Imagine a world where companies can predict the day you die. They have call centres that specialise in ringing people on their “Death Day” to let them know it’s the end. Oh, & they have an app where you can find someone else who shares your death day if you don’t want to go out alone. That’s the premise of They Both Die at the End & you guessed it, they both really do.
This book is best read with the least amount of knowledge possible, and I absolutely refuse to spoil any of the heartbreaking scenes. Instead I’ll briefly talk about the characters & try not to get tears on my keyboard.
Mateo is a precious little angel who’s lived his entire life protected in his bubble. He’s terrified of the world around him, too scared to live his life to the fullest & when he gets the Death Day phone call his world comes crashing down around him. He feels like he’s lived too short of a life, and he has to do something about it, before it’s too late.
Rufus on the other hand, he’s lived by a completely different set of rules. He’s wild and untamed, live life on the edge & taken plenty of names… but he still has his own secrets and regrets too.

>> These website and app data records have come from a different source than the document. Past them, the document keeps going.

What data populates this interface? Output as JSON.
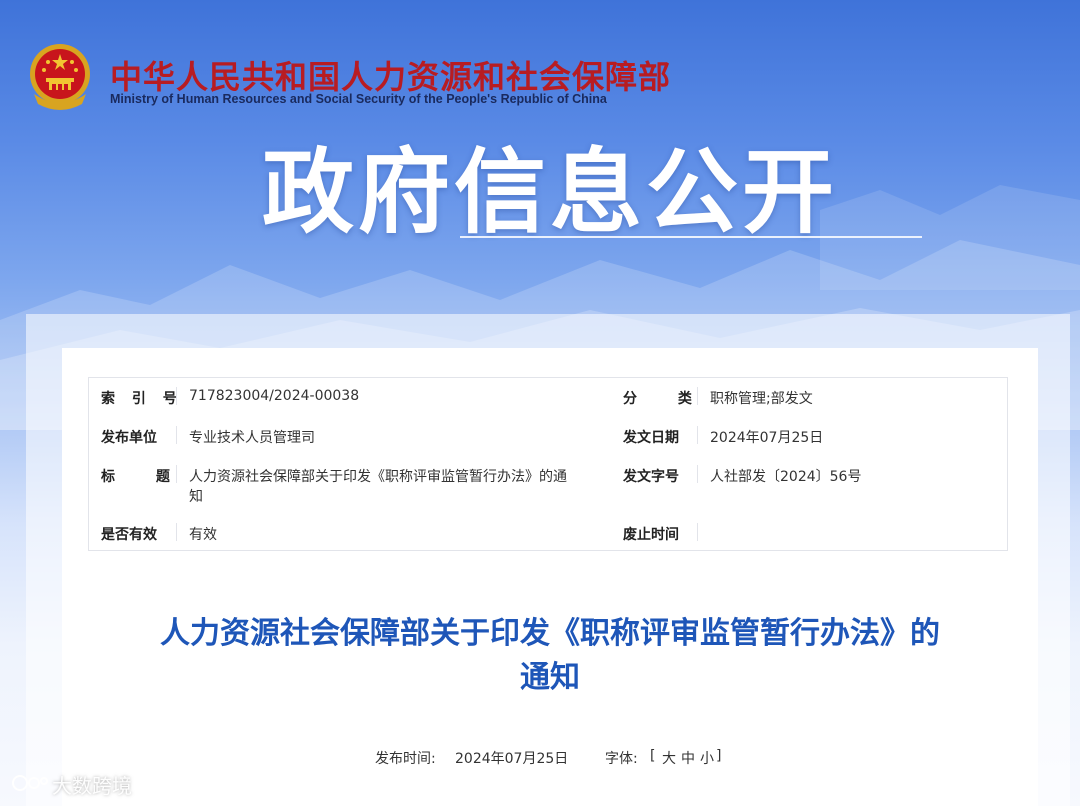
{
  "header": {
    "ministry_cn": "中华人民共和国人力资源和社会保障部",
    "ministry_en": "Ministry of Human Resources and Social Security of the People's Republic of China",
    "banner_title": "政府信息公开"
  },
  "meta": {
    "index_label": "索 引 号",
    "index_value": "717823004/2024-00038",
    "category_label": "分 类",
    "category_value": "职称管理;部发文",
    "issuer_label": "发布单位",
    "issuer_value": "专业技术人员管理司",
    "date_label": "发文日期",
    "date_value": "2024年07月25日",
    "title_label": "标 题",
    "title_value_line1": "人力资源社会保障部关于印发《职称评审监管暂行办法》的通",
    "title_value_line2": "知",
    "docno_label": "发文字号",
    "docno_value": "人社部发〔2024〕56号",
    "valid_label": "是否有效",
    "valid_value": "有效",
    "expire_label": "废止时间",
    "expire_value": ""
  },
  "document": {
    "title_line1": "人力资源社会保障部关于印发《职称评审监管暂行办法》的",
    "title_line2": "通知",
    "publish_label": "发布时间:",
    "publish_date": "2024年07月25日",
    "font_label": "字体:",
    "font_open": "[",
    "font_large": "大",
    "font_medium": "中",
    "font_small": "小",
    "font_close": "]"
  },
  "watermark": {
    "text": "大数跨境"
  },
  "colors": {
    "ministry_red": "#b81c22",
    "title_blue": "#1e56b8"
  }
}
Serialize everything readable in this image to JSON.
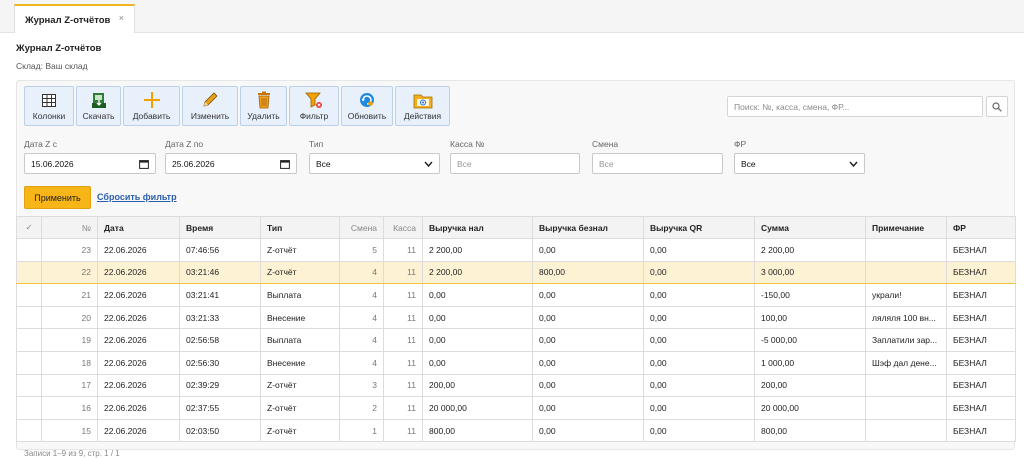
{
  "tab": {
    "label": "Журнал Z-отчётов",
    "close": "×"
  },
  "header": {
    "title": "Журнал Z-отчётов",
    "subtitle": "Склад: Ваш склад"
  },
  "toolbar": {
    "columns": "Колонки",
    "download": "Скачать",
    "add": "Добавить",
    "edit": "Изменить",
    "delete": "Удалить",
    "filter": "Фильтр",
    "refresh": "Обновить",
    "actions": "Действия"
  },
  "search": {
    "placeholder": "Поиск: №, касса, смена, ФР..."
  },
  "filters": {
    "date_from_label": "Дата Z с",
    "date_from": "15.06.2026",
    "date_to_label": "Дата Z по",
    "date_to": "25.06.2026",
    "type_label": "Тип",
    "type_value": "Все",
    "kassa_label": "Касса №",
    "kassa_placeholder": "Все",
    "shift_label": "Смена",
    "shift_placeholder": "Все",
    "fr_label": "ФР",
    "fr_value": "Все",
    "apply": "Применить",
    "reset": "Сбросить фильтр"
  },
  "table": {
    "columns": [
      "✓",
      "№",
      "Дата",
      "Время",
      "Тип",
      "Смена",
      "Касса",
      "Выручка нал",
      "Выручка безнал",
      "Выручка QR",
      "Сумма",
      "Примечание",
      "ФР"
    ],
    "rows": [
      {
        "n": "23",
        "date": "22.06.2026",
        "time": "07:46:56",
        "type": "Z-отчёт",
        "shift": "5",
        "kassa": "11",
        "cash": "2 200,00",
        "card": "0,00",
        "qr": "0,00",
        "sum": "2 200,00",
        "note": "",
        "fr": "БЕЗНАЛ",
        "selected": false
      },
      {
        "n": "22",
        "date": "22.06.2026",
        "time": "03:21:46",
        "type": "Z-отчёт",
        "shift": "4",
        "kassa": "11",
        "cash": "2 200,00",
        "card": "800,00",
        "qr": "0,00",
        "sum": "3 000,00",
        "note": "",
        "fr": "БЕЗНАЛ",
        "selected": true
      },
      {
        "n": "21",
        "date": "22.06.2026",
        "time": "03:21:41",
        "type": "Выплата",
        "shift": "4",
        "kassa": "11",
        "cash": "0,00",
        "card": "0,00",
        "qr": "0,00",
        "sum": "-150,00",
        "note": "украли!",
        "fr": "БЕЗНАЛ",
        "selected": false
      },
      {
        "n": "20",
        "date": "22.06.2026",
        "time": "03:21:33",
        "type": "Внесение",
        "shift": "4",
        "kassa": "11",
        "cash": "0,00",
        "card": "0,00",
        "qr": "0,00",
        "sum": "100,00",
        "note": "ляляля 100 вн...",
        "fr": "БЕЗНАЛ",
        "selected": false
      },
      {
        "n": "19",
        "date": "22.06.2026",
        "time": "02:56:58",
        "type": "Выплата",
        "shift": "4",
        "kassa": "11",
        "cash": "0,00",
        "card": "0,00",
        "qr": "0,00",
        "sum": "-5 000,00",
        "note": "Заплатили зар...",
        "fr": "БЕЗНАЛ",
        "selected": false
      },
      {
        "n": "18",
        "date": "22.06.2026",
        "time": "02:56:30",
        "type": "Внесение",
        "shift": "4",
        "kassa": "11",
        "cash": "0,00",
        "card": "0,00",
        "qr": "0,00",
        "sum": "1 000,00",
        "note": "Шэф дал дене...",
        "fr": "БЕЗНАЛ",
        "selected": false
      },
      {
        "n": "17",
        "date": "22.06.2026",
        "time": "02:39:29",
        "type": "Z-отчёт",
        "shift": "3",
        "kassa": "11",
        "cash": "200,00",
        "card": "0,00",
        "qr": "0,00",
        "sum": "200,00",
        "note": "",
        "fr": "БЕЗНАЛ",
        "selected": false
      },
      {
        "n": "16",
        "date": "22.06.2026",
        "time": "02:37:55",
        "type": "Z-отчёт",
        "shift": "2",
        "kassa": "11",
        "cash": "20 000,00",
        "card": "0,00",
        "qr": "0,00",
        "sum": "20 000,00",
        "note": "",
        "fr": "БЕЗНАЛ",
        "selected": false
      },
      {
        "n": "15",
        "date": "22.06.2026",
        "time": "02:03:50",
        "type": "Z-отчёт",
        "shift": "1",
        "kassa": "11",
        "cash": "800,00",
        "card": "0,00",
        "qr": "0,00",
        "sum": "800,00",
        "note": "",
        "fr": "БЕЗНАЛ",
        "selected": false
      }
    ]
  },
  "footer": {
    "text": "Записи 1–9 из 9, стр. 1 / 1"
  },
  "colors": {
    "accent": "#f7b518",
    "link": "#2a5ea8",
    "toolbar_bg": "#e7f0fb",
    "selected_row": "#fdf3d4"
  }
}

He has such a great soul and a heart of freaking gold that makes him the perfect friend for Mateo on their Death Day. Maybe he can show Mateo what living is actually all about.
So I cried… a lot. This book has so many great moments & it really tugs at the heart strings. These two boys couldn’t be more different, & they couldn’t be more perfect for one another. I’m giving They Both Die at the End 9/10 angsty teen moments. It was almost perfect, and I mean that. The main boys were amazingly written, the minor characters around them had personality & were actually intriguing, and the whole premise of the world was fascinating, The only thing that bothered me was that it dragged a little in the middle. Maybe a little too long in parts, but beyond that I can’t complain about anything else!
This book and the world it creates gave me so many questions and had me looking deep inside myself & facing my fears on death & the world. Just imagine, you have 24 hours to live, & you’re aware of every single minute that passes. 24 hours to tell your loved ones how much they mean to you, 24 hours to confess any hidden feelings & 24 hours to truly forgive anyone that has wronged you. 23 hours to read any books that are on your waiting list, 22 hours to spend with your pets telling them how much you’re going to miss them. 21 hours to research any and all religions and any philosophers words on death itself. 20 hours to listen to your favourite songs for the last time, 19 hours to look up all those places in the world you’ll never get a chance to see in person. 18 hours to debate buying a plane ticket or 5, 17 hours to spend chasing that wanderlust deep inside your bones. 16 hours to eat all of your favourite foods, 15 hours to visit places of your childhood, 14 hours to be nice to everyone you meet. 13 hours to watch some of your favourite movies and remember the first time you saw them, 12 hours to re-invent yourself with makeup or a fresh haircut you’ve always wanted to try. 11 hours to accomplish your new-years resolutions, 10 hours to spend wondering what comes next. 9 hours to read over text conversations and notes passed in school, 8 hours to look through photo-albums & 7 hours to cry about the memories you swore you’d never forget. 6 hours to pick out your dying outfit, 5 hours to change your mind & put something else on & 4 hours to change your mind again. 3 hours to tell everyone you care about that you love them again, 2 hours to debate if you want to be alone or with someone & 1 final hour to really see the world for how fragile it is.
This book is as inspiring as it is heart-breaking. They Both Die at the End begs the question, “What would you do on your last day?” … and your answers might just say more about you than you think.